----- Data for processing
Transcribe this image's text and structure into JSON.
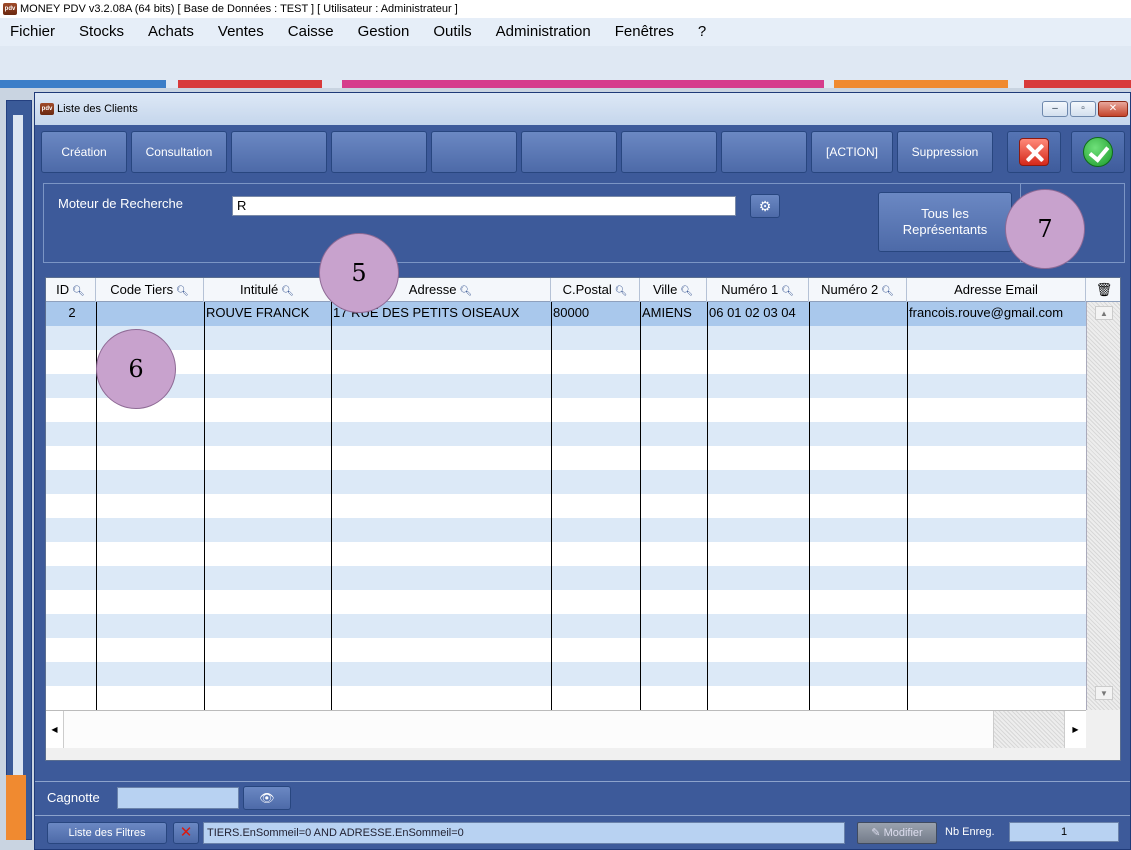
{
  "app": {
    "title": "MONEY PDV v3.2.08A (64 bits) [ Base de Données : TEST ] [ Utilisateur : Administrateur ]",
    "logo": "pdv"
  },
  "menu": [
    "Fichier",
    "Stocks",
    "Achats",
    "Ventes",
    "Caisse",
    "Gestion",
    "Outils",
    "Administration",
    "Fenêtres",
    "?"
  ],
  "dialog": {
    "title": "Liste des Clients",
    "window_buttons": {
      "minimize": "‒",
      "maximize": "▫",
      "close": "✕"
    }
  },
  "toolbar": {
    "creation": "Création",
    "consultation": "Consultation",
    "action": "[ACTION]",
    "suppression": "Suppression"
  },
  "search": {
    "label": "Moteur de Recherche",
    "value": "R",
    "go_icon": "gear-search-icon",
    "representants_line1": "Tous les",
    "representants_line2": "Représentants"
  },
  "table": {
    "columns": [
      "ID",
      "Code Tiers",
      "Intitulé",
      "Adresse",
      "C.Postal",
      "Ville",
      "Numéro 1",
      "Numéro 2",
      "Adresse Email"
    ],
    "rows": [
      [
        "2",
        "",
        "ROUVE FRANCK",
        "17 RUE DES PETITS OISEAUX",
        "80000",
        "AMIENS",
        "06 01 02 03 04",
        "",
        "francois.rouve@gmail.com"
      ]
    ]
  },
  "cagnotte": {
    "label": "Cagnotte",
    "value": ""
  },
  "filters": {
    "button": "Liste des Filtres",
    "clear": "✕",
    "expression": "TIERS.EnSommeil=0 AND ADRESSE.EnSommeil=0",
    "modify": "Modifier",
    "count_label": "Nb Enreg.",
    "count_value": "1"
  },
  "annotations": [
    "5",
    "6",
    "7"
  ],
  "colors": {
    "accent": "#3d5a9a",
    "marker": "#c8a2cd",
    "selected_row": "#a9c8ec"
  }
}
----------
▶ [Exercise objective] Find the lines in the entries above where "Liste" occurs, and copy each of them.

▶ [Task response]
    "title": "Liste des Clients",
    "button": "Liste des Filtres",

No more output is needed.